Cluster munitions are large weapons that open in mid-air and randomly scatter dozens or hundreds of individual submunitions (or "bomblets") over a large area. Countries are agreeing to ban them because they kill and injure too many civilians during combat due to their wide area effect, and continue to pose a threat long after an attack because so many fail to explode on impact but remain dangerous, functioning like antipersonnel mines.
The draft treaty prohibits the use, production, and trade of cluster munitions, and establishes a six-year deadline for the destruction of all existing stocks of the weapon. But it also goes far beyond the ban by requiring the clearance of contaminated areas - with a deadline - as well as assistance to victims and affected communities.
"The treaty is a powerful mix of disarmament and humanitarian law, with specific requirements for on-the-ground humanitarian actions," said Goose. "It has the potential to save countless lives now and for generations to come."
The treaty process was launched in Oslo, Norway in February 2007 when 46 nations agreed to conclude by the end of 2008 an agreement prohibiting cluster munitions "that cause unacceptable harm to civilians." The treaty text was developed during international meetings in Peru, Austria, and New Zealand, with more than 140 countries participating in at least part of the process.
There will likely be three main areas of contention during the two-week negotiations. First, some states - most notably Denmark, France, Germany, Japan, the Netherlands, Sweden, Switzerland, and the United Kingdom - are seeking exceptions from the ban for certain weapons in their own arsenals, claiming they are still needed militarily and that they will not cause as much harm as other cluster munitions.
Second, some countries are seeking a "transition period" of more than seven years during which they would still be able to use banned cluster munitions, claiming that they cannot give up the weapons until they have developed military alternatives. The strongest calls for a transition period are likely to come from France, Germany, Japan, Switzerland, and the United Kingdom, all of whom acknowledge that the weapons cause unacceptable harm to civilians.

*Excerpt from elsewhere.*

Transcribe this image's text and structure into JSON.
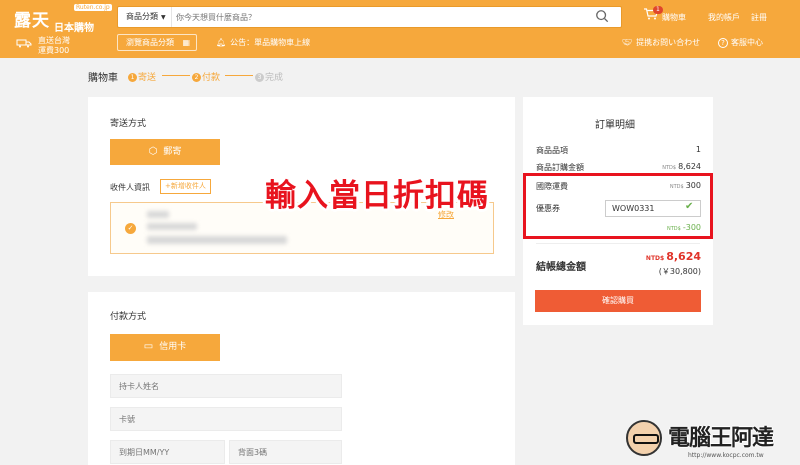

Third, some states are seeking to delete or gut a provision in the treaty that prohibits states parties from assisting others firing cluster munitions during joint military operations. Those most vocal on the "interoperability" issue include Australia, Canada, Japan, and the United Kingdom. The United States has been pressuring many of its allies on this matter behind the scenes.
The negotiating countries include most of the world's users, producers, and stockpilers of cluster munitions. Among the notable no-shows are the United States, China, Russia, India, Pakistan, and Israel, all of which are major producers and stockpilers of cluster munitions.

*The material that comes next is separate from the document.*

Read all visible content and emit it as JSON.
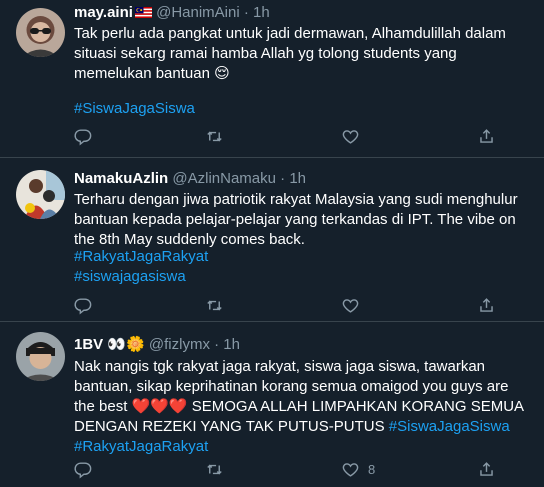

"It is regrettable that the US and a handful of other states continue to insist on their need to use a weapon that the rest of world is banning because it causes unacceptable harm to civilians," said Goose. "But we believe that a strong new treaty will stigmatize cluster munitions to such a degree that it will be difficult for any country to use them without international condemnation."

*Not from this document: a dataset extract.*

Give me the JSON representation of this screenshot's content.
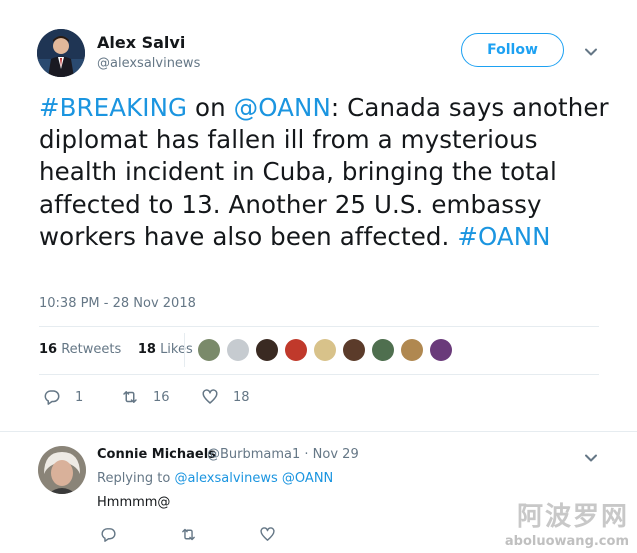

Once the participating states adopt the final text of the treaty on May 30, no further changes can be made. The treaty will then be opened for signature to all countries - even those not present during the negotiations - in Oslo, Norway on December 2-3, 2008. After signing the treaty, countries still need to ratify it, usually through legislative approval, before it becomes legally binding.